Grey skies had hovered over our tiny island, a speck of land centered in the largest ocean in the world, for three days. The rain had been sporadic and isolated, but when the spigot was turned on, it came down hard, really big, fat raindrops. In the last hour, thunder had even started to grumble over the mountain across the street from our house.
But I didn’t mind a little cloud cover to protect from a sizzling sun. And I didn’t entirely believe the thunder would follow us around the island to Anini, a protected lagoon of water inside a reef, chosen because no nearby streams and rivers emptied here to sully the sea with muddy runoff. Besides, there was the old island adage, “If you don’t like the weather, drive 10 minutes down the road.”
To be sure, we drove 15 minutes, making the northeast bend in the road that usually accompanied a change in weather as the dynamics of wind and mountains shifted enough to sometimes leave a demarcation of the scientific phenomenon of orographic lift visible on the road: wet this side; dry that side.
Only this time, the adage failed us. The orographic effect was in full bloom. There was no demarcation.
Just as we’d dragged our kayaks off our truck and pulled them to the water’s edge. Just as I stood in knee-deep water. Just as I was about to hop into my kayak and head out for an afternoon paddle, thunder rolled down off the mountains behind us, across the valley, and rumbled over our heads. Then, a light mist turned into big, fat raindrops. And a streak—small, but still a streak—of lightening flashed—ever so quickly, but still a flash.

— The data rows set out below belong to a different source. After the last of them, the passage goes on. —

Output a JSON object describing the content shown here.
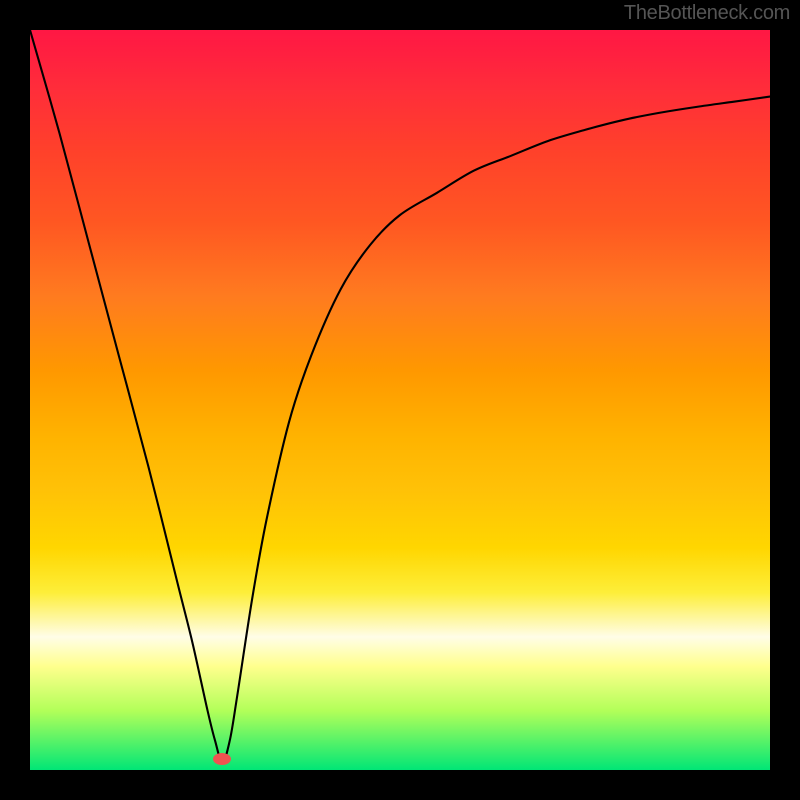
{
  "watermark": "TheBottleneck.com",
  "chart_data": {
    "type": "line",
    "title": "",
    "xlabel": "",
    "ylabel": "",
    "xlim": [
      0,
      100
    ],
    "ylim": [
      0,
      100
    ],
    "annotations": [],
    "marker": {
      "x": 26,
      "y": 1.5
    },
    "series": [
      {
        "name": "curve",
        "color": "#000000",
        "x": [
          0,
          4,
          8,
          12,
          16,
          20,
          22,
          24,
          25,
          26,
          27,
          28,
          30,
          32,
          35,
          38,
          42,
          46,
          50,
          55,
          60,
          65,
          70,
          75,
          80,
          85,
          90,
          95,
          100
        ],
        "y": [
          100,
          86,
          71,
          56,
          41,
          25,
          17,
          8,
          4,
          1,
          4,
          10,
          23,
          34,
          47,
          56,
          65,
          71,
          75,
          78,
          81,
          83,
          85,
          86.5,
          87.8,
          88.8,
          89.6,
          90.3,
          91
        ]
      }
    ],
    "background_gradient": {
      "top_color": "#ff1744",
      "mid_color": "#ffd600",
      "bottom_color": "#00e676"
    }
  }
}
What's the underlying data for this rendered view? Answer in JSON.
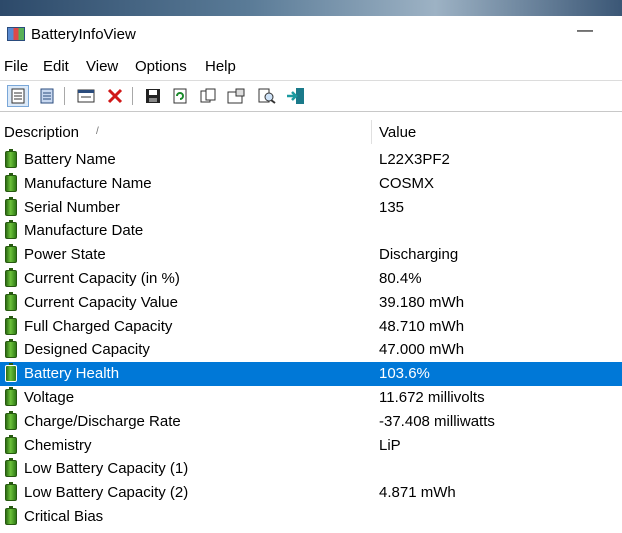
{
  "window": {
    "title": "BatteryInfoView",
    "minimize": "—"
  },
  "menu": [
    "File",
    "Edit",
    "View",
    "Options",
    "Help"
  ],
  "toolbar": [
    {
      "name": "properties-view-icon",
      "glyph": "▤"
    },
    {
      "name": "html-view-icon",
      "glyph": "▦"
    },
    {
      "name": "log-window-icon",
      "glyph": "▭"
    },
    {
      "name": "clear-icon",
      "glyph": "✕"
    },
    {
      "name": "save-icon",
      "glyph": "💾"
    },
    {
      "name": "refresh-icon",
      "glyph": "⟳"
    },
    {
      "name": "copy-icon",
      "glyph": "⎘"
    },
    {
      "name": "properties-icon",
      "glyph": "🗔"
    },
    {
      "name": "find-icon",
      "glyph": "🔍"
    },
    {
      "name": "exit-icon",
      "glyph": "⇥"
    }
  ],
  "columns": {
    "description": "Description",
    "value": "Value"
  },
  "rows": [
    {
      "desc": "Battery Name",
      "value": "L22X3PF2"
    },
    {
      "desc": "Manufacture Name",
      "value": "COSMX"
    },
    {
      "desc": "Serial Number",
      "value": "  135"
    },
    {
      "desc": "Manufacture Date",
      "value": ""
    },
    {
      "desc": "Power State",
      "value": "Discharging"
    },
    {
      "desc": "Current Capacity (in %)",
      "value": "80.4%"
    },
    {
      "desc": "Current Capacity Value",
      "value": "39.180 mWh"
    },
    {
      "desc": "Full Charged Capacity",
      "value": "48.710 mWh"
    },
    {
      "desc": "Designed Capacity",
      "value": "47.000 mWh"
    },
    {
      "desc": "Battery Health",
      "value": "103.6%",
      "selected": true
    },
    {
      "desc": "Voltage",
      "value": "11.672 millivolts"
    },
    {
      "desc": "Charge/Discharge Rate",
      "value": "-37.408 milliwatts"
    },
    {
      "desc": "Chemistry",
      "value": "LiP"
    },
    {
      "desc": "Low Battery Capacity (1)",
      "value": ""
    },
    {
      "desc": "Low Battery Capacity (2)",
      "value": "4.871 mWh"
    },
    {
      "desc": "Critical Bias",
      "value": ""
    }
  ],
  "colors": {
    "selection": "#0078d7",
    "battery": "#4aa52a"
  }
}
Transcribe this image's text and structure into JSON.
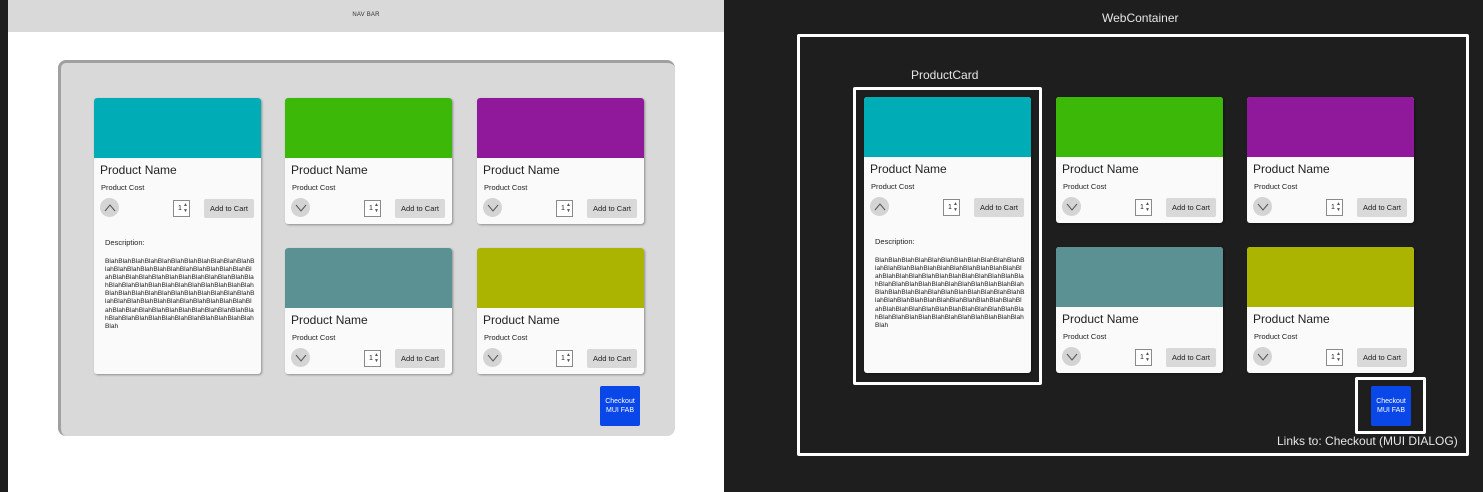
{
  "navbar": {
    "label": "NAV BAR"
  },
  "product": {
    "name": "Product Name",
    "cost": "Product Cost",
    "qty": "1",
    "add_label": "Add to Cart",
    "description_label": "Description:",
    "description_text": "BlahBlahBlahBlahBlahBlahBlahBlahBlahBlahBlahBlahBlahBlahBlahBlahBlahBlahBlahBlahBlahBlahBlahBlahBlahBlahBlahBlahBlahBlahBlahBlahBlahBlahBlahBlahBlahBlahBlahBlahBlahBlahBlahBlahBlahBlahBlahBlahBlahBlahBlahBlahBlahBlahBlahBlahBlahBlahBlahBlahBlahBlahBlahBlahBlahBlahBlahBlahBlahBlahBlahBlahBlahBlahBlahBlahBlahBlahBlahBlahBlahBlahBlahBlahBlahBlahBlahBlahBlahBlahBlah"
  },
  "card_colors": {
    "teal": "#00adb7",
    "green": "#3cb808",
    "purple": "#90189b",
    "slate": "#5b9193",
    "olive": "#abb400"
  },
  "fab": {
    "line1": "Checkout",
    "line2": "MUI FAB"
  },
  "annotations": {
    "web_container": "WebContainer",
    "product_card": "ProductCard",
    "links_to": "Links to: Checkout (MUI DIALOG)"
  }
}
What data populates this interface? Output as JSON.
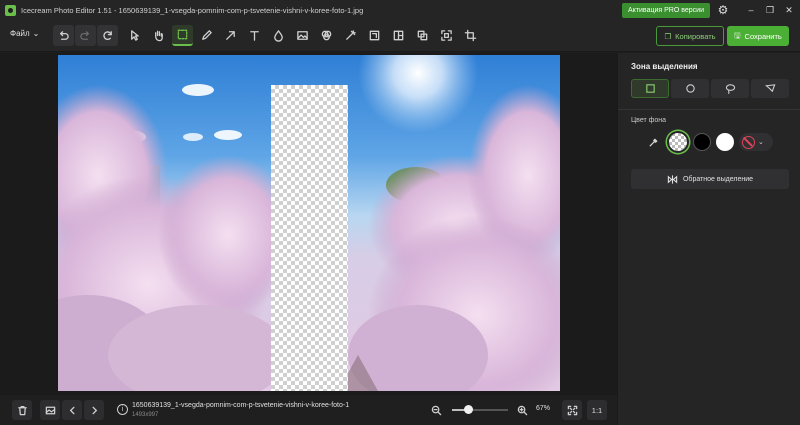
{
  "window": {
    "title": "Icecream Photo Editor 1.51 - 1650639139_1-vsegda-pomnim-com-p-tsvetenie-vishni-v-koree-foto-1.jpg",
    "pro_button": "Активация PRO версии",
    "minimize": "–",
    "maximize": "❐",
    "close": "✕",
    "gear_icon": "gear-icon"
  },
  "toolbar": {
    "file_menu": "Файл",
    "copy_label": "Копировать",
    "save_label": "Сохранить",
    "active_tool": "selection"
  },
  "canvas": {
    "image_description_shown": "cherry blossom photo with transparent vertical cut-out"
  },
  "bottombar": {
    "file_name": "1650639139_1-vsegda-pomnim-com-p-tsvetenie-vishni-v-koree-foto-1",
    "file_dims": "1493x997",
    "zoom": "67%",
    "zoom_level": 0.3,
    "one_to_one": "1:1"
  },
  "panel": {
    "title": "Зона выделения",
    "bg_color_label": "Цвет фона",
    "invert_selection": "Обратное выделение",
    "selected_bg": "transparent"
  },
  "colors": {
    "accent": "#4caf35",
    "pro_green": "#3a8f2f",
    "panel_bg": "#252526",
    "canvas_bg": "#1b1b1b"
  }
}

But the skies were blue out over the ocean.
“It won’t last,” I said. “Let’s wait it out under this tree,” I said. It was a giant kamani with a thick, canopy of leaves that surely extended from one zip code to another.
“Let’s play dominos,” Susan said. Susan was forever trying to get us to play games.
Charlie retrieved the dominos from their car. Eric got our cooler of snacks.
When the crocheted canopy failed to stop the big, fat raindrops from landing on our dominos and noses and in our snack of hummus, Susan asked, “Do you want to go back to your house?”
Now, I love my house. My husband built it for us. He situated it so it faces a beautiful and mythic mountain which enamors me every single day. But when the rains came a few days ago, so did the muddy, doggy footprints on our hardwood floors. And there had been no winds, so even sitting on the sofa watching TV was like sitting in a sweat lodge.
So, we retreated for a real pavilion this time, outfitted with a roof, picnic table, and electrical outlets, in case I’d needed to charge my iPhone, say. It was also outfitted with Mike.
“Mind if we join you?” Eric asked.
“Not if you don’t mind the 70s music,” Mike said. He had his phone plugged into the outlet. The Rolling Stones’ Best of Burden rolled out from its surprisingly good tiny speakers. On a close look, wrinkles fanned out from Mike’s eyes. His long hair was pulled back into a ponytail. Mike’s dad moved him to Hawaii in the 1970s, where Mike grew up surfing and working as a beach boy on Waikiki Beach in front of the Outrigger Reef hotel.
“You know, the far-end of Waikiki,” he said.
“Right by Ft. DeRussey,” I said.
I think I discerned Mike’s eyes grow a little rounder and his head cock to the side. I didn’t tell him I’d recently left a J-O-B with Outrigger Hotels and Resorts and knew exactly where Outrigger Reef sat on the beach. How the finger jetty (or “groin) was the best place to watch sunrises and sunsets. How there was some good snorkeling off Ft. DeRussey.
Mike moved to Kauai when rent in Waikiki exceeded his willingness to cough up the cash. “I’m not going to pay someone else’s mortgage for him,” he said.
“Do you live nearby?” Eric asked.
“Around the corner,” Mike said. “I’ve got a great spot in the trees when I’m not working.”
And, like Waikiki, apparently, when rents rose on Kauai, Mike moved again, this time to the beach. “Beachfront living,” he said. “Sunrises and sunsets over the ocean every day. Can’t beat it.” He pointed to a shower head sticking out of the ground near the county park’s bathrooms. “Showers get a little chilly in winter, but it’s a good life. There used to be no shame to live manuela,” he said. That is, live a houseless lifestyle.
Toward the end of the afternoon, the skies didn’t exactly clear up, but the rain had returned to a mist, and the thunder abated. Or maybe we’d grown used to the thunder’s low grumble and no longer heard it. We debated shoving off—either in our cars or on our kayaks.
“But they’re right there,” I may have whined. Our kayaks still sat at the ocean’s edge.
“My friend Leo,” Mike said. “You know Leo?”
“McCarthy?” I asked. When you live on a small island, even strangers expect to have friends in common.
“I ran into him once in Kapaa. He was riding his motorcycle to Waimea in a torrential downpour,” Mike continued. ‘Leo, it’s raining,’ I said, and I’ll never forget what he said. He said, ‘There will never again be a day like this.'”
And with that, we went for our kayaks.
Here, John Keawe performs “Manuela Boy” on slack key guitar.